Cynical is too short a word. Unless you prefer plain stupid. Just when a Tory comes along who’s likeable enough to make centrist voters swither, Tory MPs knock him out cold.

Early yesterday Times columnist David Aaronovitch tweeted: “A cold and strategic part of me wants Rory Stewart to be knocked out of this appalling contest ASAP so there are no more illusions about the salvageability of the moderate Tory Party.”

I’m sure many Scots felt the same.

So now the moderate Tory Party is gone. The Unionist Tory Party is gone and the British endgame is surely locked and loaded. The early elimination of the only vaguely sincere candidate for leader is just the latest self-harming act by Tory Party members who really don’t care if Scotland becomes independent or Northern Ireland reunites with the Irish Republic.

What on earth are we waiting for?

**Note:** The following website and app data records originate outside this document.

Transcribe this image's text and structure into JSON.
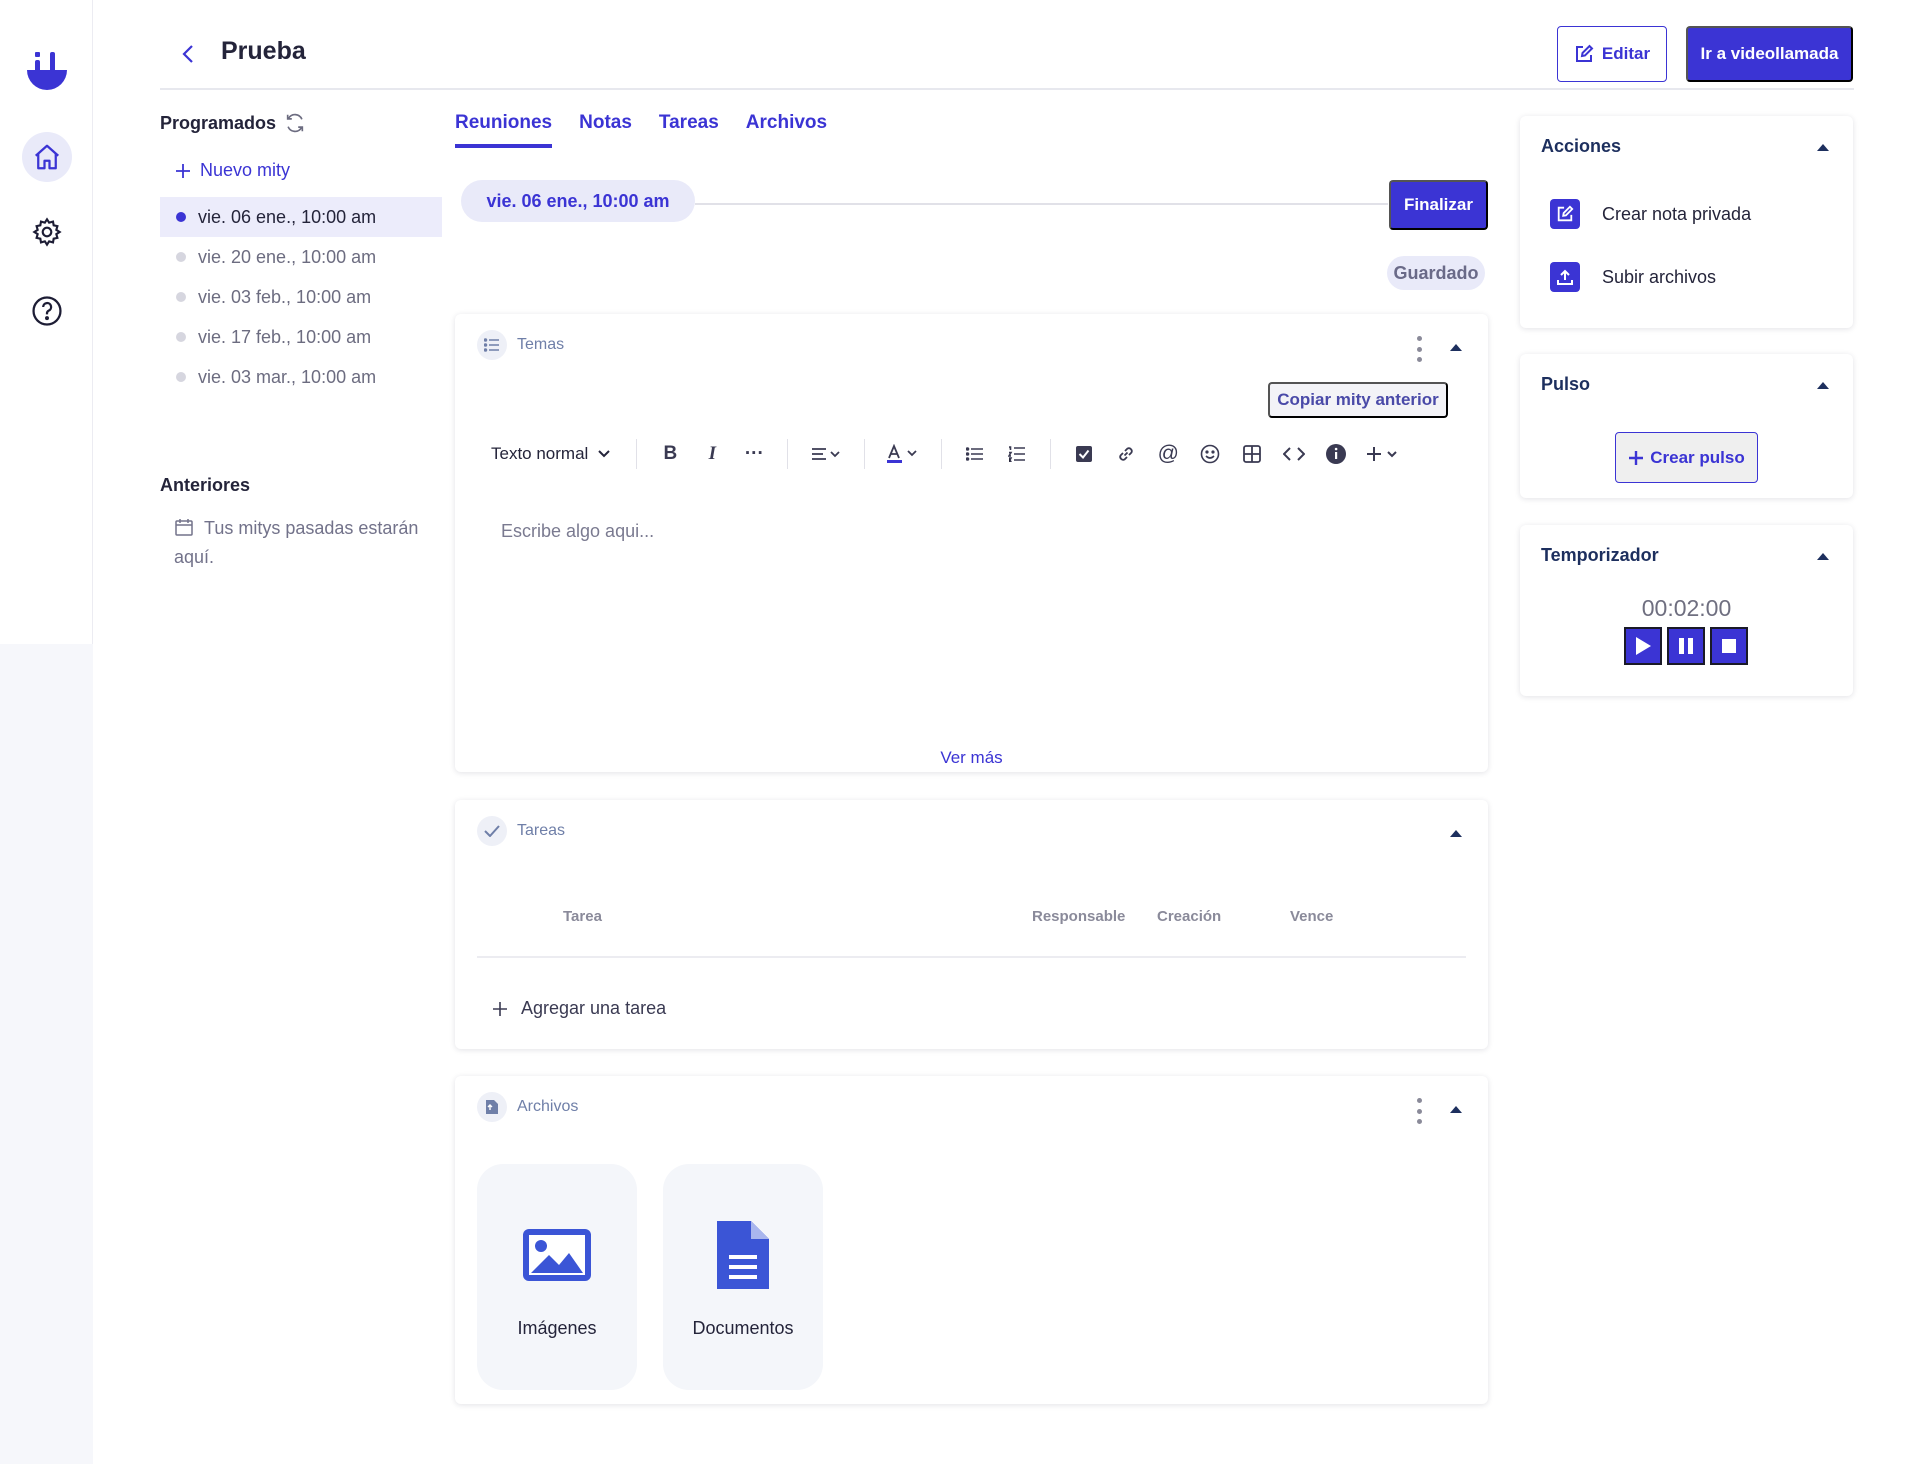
{
  "header": {
    "title": "Prueba",
    "edit_label": "Editar",
    "video_label": "Ir a videollamada"
  },
  "left": {
    "scheduled_title": "Programados",
    "new_mity": "Nuevo mity",
    "dates": [
      "vie. 06 ene., 10:00 am",
      "vie. 20 ene., 10:00 am",
      "vie. 03 feb., 10:00 am",
      "vie. 17 feb., 10:00 am",
      "vie. 03 mar., 10:00 am"
    ],
    "previous_title": "Anteriores",
    "previous_empty": "Tus mitys pasadas estarán aquí."
  },
  "tabs": [
    "Reuniones",
    "Notas",
    "Tareas",
    "Archivos"
  ],
  "meeting": {
    "current_date": "vie. 06 ene., 10:00 am",
    "finish_label": "Finalizar",
    "saved_label": "Guardado"
  },
  "topics": {
    "title": "Temas",
    "copy_label": "Copiar mity anterior",
    "text_style": "Texto normal",
    "placeholder": "Escribe algo aqui...",
    "see_more": "Ver más"
  },
  "tasks": {
    "title": "Tareas",
    "columns": [
      "Tarea",
      "Responsable",
      "Creación",
      "Vence"
    ],
    "add_label": "Agregar una tarea"
  },
  "files": {
    "title": "Archivos",
    "tiles": [
      "Imágenes",
      "Documentos"
    ]
  },
  "sidebar": {
    "actions_title": "Acciones",
    "actions": [
      "Crear nota privada",
      "Subir archivos"
    ],
    "pulse_title": "Pulso",
    "pulse_button": "Crear pulso",
    "timer_title": "Temporizador",
    "timer_value": "00:02:00"
  },
  "colors": {
    "accent": "#3b34d4",
    "muted": "#6f7fa8"
  },
  "icons": [
    "logo-icon",
    "home-icon",
    "gear-icon",
    "help-icon",
    "chevron-left-icon",
    "edit-icon",
    "refresh-icon",
    "plus-icon",
    "calendar-icon",
    "list-icon",
    "check-icon",
    "file-icon",
    "image-icon",
    "document-icon",
    "upload-icon",
    "play-icon",
    "pause-icon",
    "stop-icon"
  ]
}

Even Scotland’s No voters must be asking themselves the very same question.